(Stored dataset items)
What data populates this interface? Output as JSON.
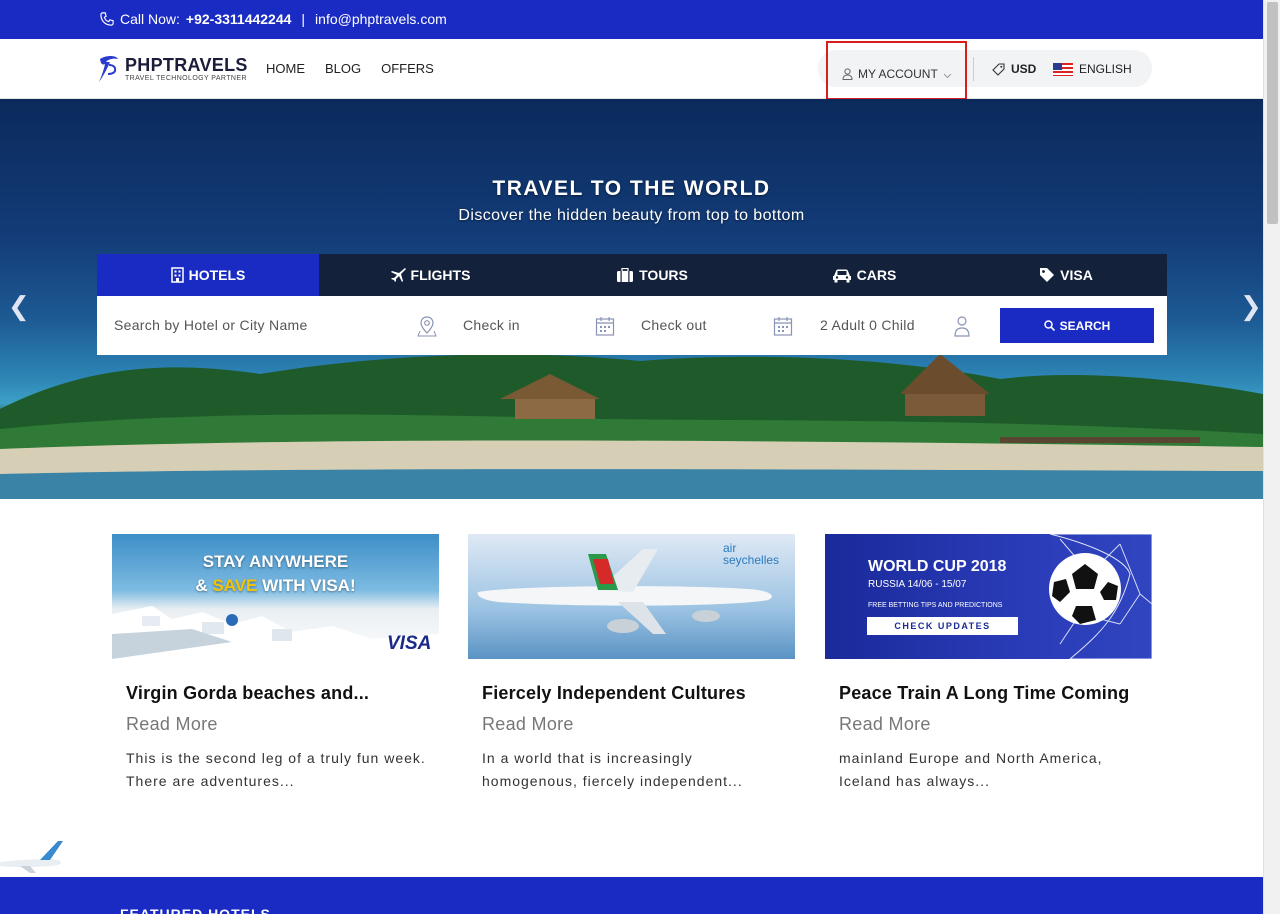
{
  "topbar": {
    "call_label": "Call Now:",
    "phone": "+92-3311442244",
    "separator": "|",
    "email": "info@phptravels.com"
  },
  "header": {
    "logo_name": "PHPTRAVELS",
    "logo_tagline": "TRAVEL TECHNOLOGY PARTNER",
    "nav": [
      "HOME",
      "BLOG",
      "OFFERS"
    ],
    "account_label": "MY ACCOUNT",
    "currency": "USD",
    "language": "ENGLISH"
  },
  "hero": {
    "title": "TRAVEL TO THE WORLD",
    "subtitle": "Discover the hidden beauty from top to bottom",
    "tabs": [
      "HOTELS",
      "FLIGHTS",
      "TOURS",
      "CARS",
      "VISA"
    ],
    "active_tab": "HOTELS",
    "search": {
      "destination_placeholder": "Search by Hotel or City Name",
      "checkin_placeholder": "Check in",
      "checkout_placeholder": "Check out",
      "guests": "2 Adult 0 Child",
      "button": "SEARCH"
    }
  },
  "banners": {
    "visa_line1": "STAY ANYWHERE",
    "visa_line2_pre": "& ",
    "visa_line2_hl": "SAVE",
    "visa_line2_post": " WITH VISA!",
    "visa_brand": "VISA",
    "air_brand": "air seychelles",
    "wc_title": "WORLD CUP 2018",
    "wc_dates": "RUSSIA 14/06 - 15/07",
    "wc_tips": "FREE BETTING TIPS AND PREDICTIONS",
    "wc_button": "CHECK UPDATES"
  },
  "cards": [
    {
      "title": "Virgin Gorda beaches and...",
      "read_more": "Read More",
      "desc": "This is the second leg of a truly fun week. There are adventures..."
    },
    {
      "title": "Fiercely Independent Cultures",
      "read_more": "Read More",
      "desc": "In a world that is increasingly homogenous, fiercely independent..."
    },
    {
      "title": "Peace Train A Long Time Coming",
      "read_more": "Read More",
      "desc": " mainland Europe and North America, Iceland has always..."
    }
  ],
  "footer": {
    "section_title": "FEATURED HOTELS"
  },
  "colors": {
    "brand_blue": "#1a2bc4",
    "tab_dark": "#14213a",
    "highlight_red": "#d81d1d",
    "visa_yellow": "#f5c400"
  }
}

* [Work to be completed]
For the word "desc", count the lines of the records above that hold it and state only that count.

* [Answer space]
3